Only one woman can save her world from barbarian invasion but to do so will mean sacrificing everything she holds dear - love, loyalty and maybe life itself . . . Japan, and the year is 1853. Growing up among the samurai of the Satsuma Clan, in Japan's deep south, the fiery, beautiful and headstrong Okatsu has - like all the clan's women - been encouraged to be bold, taught to wield the halberd, and to ride a horse. But when she is just seventeen, four black ships appear. Bristling with cannon and manned by strangers who to the Japanese eyes are barbarians, their appearance threatens Japan's very existence. And turns Okatsu's world upside down. Chosen by her feudal lord, she has been given a very special role to play. Given a new name - Princess Atsu - and a new destiny, she is the only one who can save the realm. Her journey takes her to Edo Castle, a place so secret that it cannot be marked on any map. There, sequestered in the Women's Palace - home to three thousand women, and where only one man may enter: the shogun - she seems doomed to live out her days. But beneath the palace's immaculate facade, there are whispers of murders and ghosts.
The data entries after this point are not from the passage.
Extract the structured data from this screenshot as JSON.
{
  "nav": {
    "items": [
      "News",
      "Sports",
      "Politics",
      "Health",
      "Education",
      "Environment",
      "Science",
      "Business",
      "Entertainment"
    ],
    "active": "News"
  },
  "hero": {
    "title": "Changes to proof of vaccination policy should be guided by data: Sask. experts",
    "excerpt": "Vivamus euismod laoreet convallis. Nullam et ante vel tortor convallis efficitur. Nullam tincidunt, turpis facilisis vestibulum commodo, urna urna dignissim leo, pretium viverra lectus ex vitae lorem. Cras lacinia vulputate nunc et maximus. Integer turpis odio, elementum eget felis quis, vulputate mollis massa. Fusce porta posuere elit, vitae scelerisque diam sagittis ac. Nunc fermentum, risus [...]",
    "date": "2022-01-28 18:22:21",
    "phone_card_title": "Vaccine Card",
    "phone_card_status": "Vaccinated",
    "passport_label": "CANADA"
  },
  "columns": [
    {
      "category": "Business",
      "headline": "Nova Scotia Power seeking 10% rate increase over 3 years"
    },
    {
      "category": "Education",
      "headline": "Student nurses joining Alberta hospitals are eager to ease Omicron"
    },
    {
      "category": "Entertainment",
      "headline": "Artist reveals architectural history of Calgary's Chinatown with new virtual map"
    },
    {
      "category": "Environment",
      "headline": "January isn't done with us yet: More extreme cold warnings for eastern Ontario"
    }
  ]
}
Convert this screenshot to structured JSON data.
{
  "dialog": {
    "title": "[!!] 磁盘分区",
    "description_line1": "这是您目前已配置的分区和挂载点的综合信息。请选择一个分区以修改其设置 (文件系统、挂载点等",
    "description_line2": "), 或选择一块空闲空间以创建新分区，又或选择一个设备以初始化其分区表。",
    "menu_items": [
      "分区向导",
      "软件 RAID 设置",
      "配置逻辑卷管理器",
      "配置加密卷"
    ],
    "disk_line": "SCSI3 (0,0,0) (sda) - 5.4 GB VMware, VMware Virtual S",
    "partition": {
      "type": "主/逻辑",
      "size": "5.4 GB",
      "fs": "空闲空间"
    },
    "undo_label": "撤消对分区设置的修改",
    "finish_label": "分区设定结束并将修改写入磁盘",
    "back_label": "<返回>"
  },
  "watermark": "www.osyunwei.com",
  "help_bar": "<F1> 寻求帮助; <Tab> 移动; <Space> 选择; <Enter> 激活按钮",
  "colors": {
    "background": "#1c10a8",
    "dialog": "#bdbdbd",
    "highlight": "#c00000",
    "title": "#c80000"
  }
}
It is here that Atsu must complete her mission and discover one last secret - the secret of the man whose fate is irrevocably linked to hers: the shogun himself . . .
"It is completely absorbing, showing Lesley Downer's deep knowledge of Japan and her mastery of its complex history during the nineteenth century." LIAN HEARN, author of Across the Nightingale Floor
Die britische Journalistin und Japan-Expertin Lesley Downer ist nach über zehnjährigem Aufenthalt im Reich des Tenno mit der japanischen Kultur und Geschichte ebenso vertraut wie mit der Landessprache. Sie schreibt für Zeitungen ("Sunday Times" und "Financial Times") und Fernsehsender (BBC und Channel 4). Zu ihren Buchveröffentlichungen zählt die Biographie der "Brüder Tsutsumi. Die Geschichte der reichsten Familie Japans" (Heyne).